Vampires have typically represented the sexual confusion and mores of their time periods.  It’s no accident that the most memorable vampire showed up nearing the end of the Victorian era, a time characterized by excessive sexual repression, two very ugly occurrences involving sexuality (Jack the Ripper and the trial of Oscar Wilde) and the escalating debate over the rights of women.  That Dracula transformed over time into a tortured lover, a gentleman, a man not quite as evil as he initially seemed, seems to reflect the changing desires of the culture he comes out of.  Dracula began to stop being scary when sex stopped being as scary.  But today, something very weird has happened.

Not a vampire.
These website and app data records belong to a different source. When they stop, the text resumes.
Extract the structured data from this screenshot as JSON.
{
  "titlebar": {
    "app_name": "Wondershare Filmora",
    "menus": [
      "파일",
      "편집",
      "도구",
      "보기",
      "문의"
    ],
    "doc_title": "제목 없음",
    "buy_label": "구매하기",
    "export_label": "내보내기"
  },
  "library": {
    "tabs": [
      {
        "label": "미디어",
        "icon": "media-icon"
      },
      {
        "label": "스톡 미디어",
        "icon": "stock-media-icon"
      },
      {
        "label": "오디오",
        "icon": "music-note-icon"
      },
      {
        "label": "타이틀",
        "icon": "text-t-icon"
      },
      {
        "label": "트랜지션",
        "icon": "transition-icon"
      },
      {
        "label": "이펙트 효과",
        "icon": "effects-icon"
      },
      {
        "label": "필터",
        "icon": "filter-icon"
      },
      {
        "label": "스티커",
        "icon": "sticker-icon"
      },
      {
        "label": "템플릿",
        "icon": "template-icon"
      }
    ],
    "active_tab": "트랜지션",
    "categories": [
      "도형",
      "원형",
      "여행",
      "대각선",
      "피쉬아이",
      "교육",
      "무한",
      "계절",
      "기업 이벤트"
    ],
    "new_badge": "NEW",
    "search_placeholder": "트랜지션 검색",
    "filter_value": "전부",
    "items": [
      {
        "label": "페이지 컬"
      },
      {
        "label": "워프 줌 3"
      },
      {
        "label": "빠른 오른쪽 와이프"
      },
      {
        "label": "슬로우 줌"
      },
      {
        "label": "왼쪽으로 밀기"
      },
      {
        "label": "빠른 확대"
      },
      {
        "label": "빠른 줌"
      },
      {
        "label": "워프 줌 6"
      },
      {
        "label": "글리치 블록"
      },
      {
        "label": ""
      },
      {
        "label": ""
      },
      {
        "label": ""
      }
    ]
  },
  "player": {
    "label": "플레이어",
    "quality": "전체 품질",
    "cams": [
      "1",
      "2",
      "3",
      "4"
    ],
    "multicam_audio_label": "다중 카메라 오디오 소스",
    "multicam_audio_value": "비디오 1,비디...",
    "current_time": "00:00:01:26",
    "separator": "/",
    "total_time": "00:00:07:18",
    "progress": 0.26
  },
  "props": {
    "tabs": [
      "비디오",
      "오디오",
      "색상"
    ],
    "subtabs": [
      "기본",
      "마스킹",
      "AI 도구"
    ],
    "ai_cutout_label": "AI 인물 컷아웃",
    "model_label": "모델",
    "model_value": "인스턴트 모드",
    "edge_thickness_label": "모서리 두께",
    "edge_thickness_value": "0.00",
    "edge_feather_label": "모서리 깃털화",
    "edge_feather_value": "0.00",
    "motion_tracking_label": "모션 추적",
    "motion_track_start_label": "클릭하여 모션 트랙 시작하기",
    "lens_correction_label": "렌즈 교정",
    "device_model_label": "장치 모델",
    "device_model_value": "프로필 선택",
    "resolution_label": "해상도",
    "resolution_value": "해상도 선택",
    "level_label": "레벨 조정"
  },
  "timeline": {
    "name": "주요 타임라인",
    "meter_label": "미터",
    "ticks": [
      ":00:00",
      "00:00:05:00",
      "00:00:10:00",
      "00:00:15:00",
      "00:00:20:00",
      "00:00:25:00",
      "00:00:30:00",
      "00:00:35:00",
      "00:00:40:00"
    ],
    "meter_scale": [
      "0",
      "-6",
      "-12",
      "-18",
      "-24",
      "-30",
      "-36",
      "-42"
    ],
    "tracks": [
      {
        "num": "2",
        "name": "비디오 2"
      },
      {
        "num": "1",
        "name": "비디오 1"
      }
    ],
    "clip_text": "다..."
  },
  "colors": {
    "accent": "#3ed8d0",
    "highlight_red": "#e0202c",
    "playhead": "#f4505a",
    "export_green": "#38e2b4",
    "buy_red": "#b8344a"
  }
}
Get it?

Twilight has enacted a sort of double repression.  The vampire, rather than being an eruption of the chaos world, an embodiment of the darkness at the heart of middle class society, becomes instead fully integrated into that society.  A misunderstood, not terribly dangerous celibate, continuously repressing natural desires (in the case of a vampire, blood and sex) in favor of asceticism: being a ‘good’ vampire.  Sex is not to be indulged until marriage, at which point it becomes violent and bruising, resulting in a rather Cronenbergian pregnancy and C-section.  And that’s romantic.  The books and films present Edward as the ultimate romantic lover, but the entire romantic relationship is a reinforcement of the very patriarchal norms (men are animals, sex is evil and painful, etc.) that the vampire was originally a reaction against.  By making the vampire the hero, the Twilight franchise has managed to invert the purpose of the monster (the return of the repressed) and make the monster himself into a romantic symbol that reinforces that repression.  The Victorians couldn’t have accomplished it better.  Vampires have ceased to be scary.  They’re now pale young Englishmen with sparkling skin who resist the passions of the flesh … until, of course, they beat the hell out of their partners in the marriage bed.  How romantic.

It saddens me to see Drac and his brethren fall so far from grace.  I hope that we someday regain some of the kinkiness that has always characterized vampire lore (True Blood is the one hope for the future of the bloodsuckers).  I don’t know what Edward Cullen and the rest of those sparkly Mormons are, but they sure as hell aren’t vampires.

You call that a vampire? THIS is a vampire: